- EXERCISE -
Each record must appear in your answer exactly as it does below.

- RECORDS FOR THIS TASK -

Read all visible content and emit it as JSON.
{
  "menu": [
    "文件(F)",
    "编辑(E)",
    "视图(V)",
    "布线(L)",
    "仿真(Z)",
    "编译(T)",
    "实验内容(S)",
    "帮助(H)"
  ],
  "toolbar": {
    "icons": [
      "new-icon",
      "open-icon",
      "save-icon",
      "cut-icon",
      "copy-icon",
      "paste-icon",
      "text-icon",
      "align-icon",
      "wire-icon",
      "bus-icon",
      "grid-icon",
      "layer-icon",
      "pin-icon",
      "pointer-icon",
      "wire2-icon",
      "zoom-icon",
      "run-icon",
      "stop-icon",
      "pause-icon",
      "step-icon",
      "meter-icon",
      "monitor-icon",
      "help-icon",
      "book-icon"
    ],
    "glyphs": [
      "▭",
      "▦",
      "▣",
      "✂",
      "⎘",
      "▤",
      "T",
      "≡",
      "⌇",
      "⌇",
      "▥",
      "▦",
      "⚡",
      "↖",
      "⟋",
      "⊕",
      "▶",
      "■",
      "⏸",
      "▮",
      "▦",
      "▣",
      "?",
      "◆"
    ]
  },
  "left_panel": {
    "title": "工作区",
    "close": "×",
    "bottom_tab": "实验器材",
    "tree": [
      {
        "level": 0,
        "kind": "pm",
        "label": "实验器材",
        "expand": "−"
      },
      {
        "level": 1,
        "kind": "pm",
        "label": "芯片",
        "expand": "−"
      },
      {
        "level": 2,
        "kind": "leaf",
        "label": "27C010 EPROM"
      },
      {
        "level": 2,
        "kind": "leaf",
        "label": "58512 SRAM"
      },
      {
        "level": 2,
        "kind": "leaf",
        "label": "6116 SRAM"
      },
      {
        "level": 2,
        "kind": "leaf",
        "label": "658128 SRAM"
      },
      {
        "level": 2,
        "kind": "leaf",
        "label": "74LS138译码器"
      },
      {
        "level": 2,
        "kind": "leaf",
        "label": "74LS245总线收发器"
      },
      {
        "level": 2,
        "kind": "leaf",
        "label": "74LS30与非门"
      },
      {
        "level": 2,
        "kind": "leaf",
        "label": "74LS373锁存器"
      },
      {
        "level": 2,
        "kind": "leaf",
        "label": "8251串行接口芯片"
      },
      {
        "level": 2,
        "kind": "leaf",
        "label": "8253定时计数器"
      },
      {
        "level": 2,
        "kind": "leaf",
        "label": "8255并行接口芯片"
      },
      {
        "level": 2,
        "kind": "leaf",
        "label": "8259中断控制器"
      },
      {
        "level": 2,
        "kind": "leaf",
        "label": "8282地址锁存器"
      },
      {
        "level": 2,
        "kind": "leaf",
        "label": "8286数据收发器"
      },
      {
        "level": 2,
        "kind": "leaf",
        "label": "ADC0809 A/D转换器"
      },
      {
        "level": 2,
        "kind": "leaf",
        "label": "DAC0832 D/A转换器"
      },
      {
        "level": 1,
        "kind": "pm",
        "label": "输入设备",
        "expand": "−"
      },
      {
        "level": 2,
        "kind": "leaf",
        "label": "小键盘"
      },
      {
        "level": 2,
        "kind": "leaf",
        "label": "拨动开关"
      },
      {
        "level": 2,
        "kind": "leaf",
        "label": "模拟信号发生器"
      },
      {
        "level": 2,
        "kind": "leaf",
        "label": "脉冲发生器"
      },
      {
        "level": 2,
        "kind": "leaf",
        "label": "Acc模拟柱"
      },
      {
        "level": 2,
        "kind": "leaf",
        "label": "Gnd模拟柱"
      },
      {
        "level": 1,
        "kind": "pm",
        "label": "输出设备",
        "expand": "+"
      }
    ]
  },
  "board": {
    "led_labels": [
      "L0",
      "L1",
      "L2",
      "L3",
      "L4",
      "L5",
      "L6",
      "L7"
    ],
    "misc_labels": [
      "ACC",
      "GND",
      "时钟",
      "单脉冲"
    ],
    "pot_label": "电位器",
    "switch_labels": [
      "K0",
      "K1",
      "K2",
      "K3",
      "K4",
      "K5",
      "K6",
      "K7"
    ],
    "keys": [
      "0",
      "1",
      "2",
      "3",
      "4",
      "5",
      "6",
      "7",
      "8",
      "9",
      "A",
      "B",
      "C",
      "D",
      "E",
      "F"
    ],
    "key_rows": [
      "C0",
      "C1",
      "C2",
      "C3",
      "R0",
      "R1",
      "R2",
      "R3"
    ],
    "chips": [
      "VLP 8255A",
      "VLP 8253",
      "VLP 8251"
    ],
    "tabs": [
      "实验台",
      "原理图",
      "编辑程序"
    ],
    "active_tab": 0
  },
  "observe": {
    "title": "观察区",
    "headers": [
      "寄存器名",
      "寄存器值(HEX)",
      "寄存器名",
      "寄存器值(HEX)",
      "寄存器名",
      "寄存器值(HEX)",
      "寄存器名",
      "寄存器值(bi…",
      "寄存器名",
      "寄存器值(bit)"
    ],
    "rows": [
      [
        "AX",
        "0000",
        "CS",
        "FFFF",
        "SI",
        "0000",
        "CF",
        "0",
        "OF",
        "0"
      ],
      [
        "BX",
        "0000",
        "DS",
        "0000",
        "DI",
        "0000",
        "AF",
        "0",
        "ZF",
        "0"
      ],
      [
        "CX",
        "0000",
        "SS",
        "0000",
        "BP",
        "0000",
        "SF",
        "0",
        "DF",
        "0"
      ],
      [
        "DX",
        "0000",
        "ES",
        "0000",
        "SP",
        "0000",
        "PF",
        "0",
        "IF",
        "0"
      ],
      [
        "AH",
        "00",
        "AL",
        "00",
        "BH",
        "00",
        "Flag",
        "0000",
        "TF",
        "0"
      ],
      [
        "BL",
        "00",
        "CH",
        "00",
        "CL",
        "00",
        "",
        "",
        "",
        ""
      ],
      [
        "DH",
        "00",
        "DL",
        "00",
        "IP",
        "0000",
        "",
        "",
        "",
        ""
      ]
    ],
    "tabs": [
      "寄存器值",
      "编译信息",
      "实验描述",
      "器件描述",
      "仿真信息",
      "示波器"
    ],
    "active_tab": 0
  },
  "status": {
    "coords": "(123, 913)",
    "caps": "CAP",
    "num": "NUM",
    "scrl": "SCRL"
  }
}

- RESULT BELOW -
Read all visible content and emit it as JSON.
{
  "menu": [
    "文件(F)",
    "编辑(E)",
    "视图(V)",
    "布线(L)",
    "仿真(Z)",
    "编译(T)",
    "实验内容(S)",
    "帮助(H)"
  ],
  "toolbar": {
    "icons": [
      "new-icon",
      "open-icon",
      "save-icon",
      "cut-icon",
      "copy-icon",
      "paste-icon",
      "text-icon",
      "align-icon",
      "wire-icon",
      "bus-icon",
      "grid-icon",
      "layer-icon",
      "pin-icon",
      "pointer-icon",
      "wire2-icon",
      "zoom-icon",
      "run-icon",
      "stop-icon",
      "pause-icon",
      "step-icon",
      "meter-icon",
      "monitor-icon",
      "help-icon",
      "book-icon"
    ],
    "glyphs": [
      "▭",
      "▦",
      "▣",
      "✂",
      "⎘",
      "▤",
      "T",
      "≡",
      "⌇",
      "⌇",
      "▥",
      "▦",
      "⚡",
      "↖",
      "⟋",
      "⊕",
      "▶",
      "■",
      "⏸",
      "▮",
      "▦",
      "▣",
      "?",
      "◆"
    ]
  },
  "left_panel": {
    "title": "工作区",
    "close": "×",
    "bottom_tab": "实验器材",
    "tree": [
      {
        "level": 0,
        "kind": "pm",
        "label": "实验器材",
        "expand": "−"
      },
      {
        "level": 1,
        "kind": "pm",
        "label": "芯片",
        "expand": "−"
      },
      {
        "level": 2,
        "kind": "leaf",
        "label": "27C010 EPROM"
      },
      {
        "level": 2,
        "kind": "leaf",
        "label": "58512 SRAM"
      },
      {
        "level": 2,
        "kind": "leaf",
        "label": "6116 SRAM"
      },
      {
        "level": 2,
        "kind": "leaf",
        "label": "658128 SRAM"
      },
      {
        "level": 2,
        "kind": "leaf",
        "label": "74LS138译码器"
      },
      {
        "level": 2,
        "kind": "leaf",
        "label": "74LS245总线收发器"
      },
      {
        "level": 2,
        "kind": "leaf",
        "label": "74LS30与非门"
      },
      {
        "level": 2,
        "kind": "leaf",
        "label": "74LS373锁存器"
      },
      {
        "level": 2,
        "kind": "leaf",
        "label": "8251串行接口芯片"
      },
      {
        "level": 2,
        "kind": "leaf",
        "label": "8253定时计数器"
      },
      {
        "level": 2,
        "kind": "leaf",
        "label": "8255并行接口芯片"
      },
      {
        "level": 2,
        "kind": "leaf",
        "label": "8259中断控制器"
      },
      {
        "level": 2,
        "kind": "leaf",
        "label": "8282地址锁存器"
      },
      {
        "level": 2,
        "kind": "leaf",
        "label": "8286数据收发器"
      },
      {
        "level": 2,
        "kind": "leaf",
        "label": "ADC0809 A/D转换器"
      },
      {
        "level": 2,
        "kind": "leaf",
        "label": "DAC0832 D/A转换器"
      },
      {
        "level": 1,
        "kind": "pm",
        "label": "输入设备",
        "expand": "−"
      },
      {
        "level": 2,
        "kind": "leaf",
        "label": "小键盘"
      },
      {
        "level": 2,
        "kind": "leaf",
        "label": "拨动开关"
      },
      {
        "level": 2,
        "kind": "leaf",
        "label": "模拟信号发生器"
      },
      {
        "level": 2,
        "kind": "leaf",
        "label": "脉冲发生器"
      },
      {
        "level": 2,
        "kind": "leaf",
        "label": "Acc模拟柱"
      },
      {
        "level": 2,
        "kind": "leaf",
        "label": "Gnd模拟柱"
      },
      {
        "level": 1,
        "kind": "pm",
        "label": "输出设备",
        "expand": "+"
      }
    ]
  },
  "board": {
    "led_labels": [
      "L0",
      "L1",
      "L2",
      "L3",
      "L4",
      "L5",
      "L6",
      "L7"
    ],
    "misc_labels": [
      "ACC",
      "GND",
      "时钟",
      "单脉冲"
    ],
    "pot_label": "电位器",
    "switch_labels": [
      "K0",
      "K1",
      "K2",
      "K3",
      "K4",
      "K5",
      "K6",
      "K7"
    ],
    "keys": [
      "0",
      "1",
      "2",
      "3",
      "4",
      "5",
      "6",
      "7",
      "8",
      "9",
      "A",
      "B",
      "C",
      "D",
      "E",
      "F"
    ],
    "key_rows": [
      "C0",
      "C1",
      "C2",
      "C3",
      "R0",
      "R1",
      "R2",
      "R3"
    ],
    "chips": [
      "VLP 8255A",
      "VLP 8253",
      "VLP 8251"
    ],
    "tabs": [
      "实验台",
      "原理图",
      "编辑程序"
    ],
    "active_tab": 0
  },
  "observe": {
    "title": "观察区",
    "headers": [
      "寄存器名",
      "寄存器值(HEX)",
      "寄存器名",
      "寄存器值(HEX)",
      "寄存器名",
      "寄存器值(HEX)",
      "寄存器名",
      "寄存器值(bi…",
      "寄存器名",
      "寄存器值(bit)"
    ],
    "rows": [
      [
        "AX",
        "0000",
        "CS",
        "FFFF",
        "SI",
        "0000",
        "CF",
        "0",
        "OF",
        "0"
      ],
      [
        "BX",
        "0000",
        "DS",
        "0000",
        "DI",
        "0000",
        "AF",
        "0",
        "ZF",
        "0"
      ],
      [
        "CX",
        "0000",
        "SS",
        "0000",
        "BP",
        "0000",
        "SF",
        "0",
        "DF",
        "0"
      ],
      [
        "DX",
        "0000",
        "ES",
        "0000",
        "SP",
        "0000",
        "PF",
        "0",
        "IF",
        "0"
      ],
      [
        "AH",
        "00",
        "AL",
        "00",
        "BH",
        "00",
        "Flag",
        "0000",
        "TF",
        "0"
      ],
      [
        "BL",
        "00",
        "CH",
        "00",
        "CL",
        "00",
        "",
        "",
        "",
        ""
      ],
      [
        "DH",
        "00",
        "DL",
        "00",
        "IP",
        "0000",
        "",
        "",
        "",
        ""
      ]
    ],
    "tabs": [
      "寄存器值",
      "编译信息",
      "实验描述",
      "器件描述",
      "仿真信息",
      "示波器"
    ],
    "active_tab": 0
  },
  "status": {
    "coords": "(123, 913)",
    "caps": "CAP",
    "num": "NUM",
    "scrl": "SCRL"
  }
}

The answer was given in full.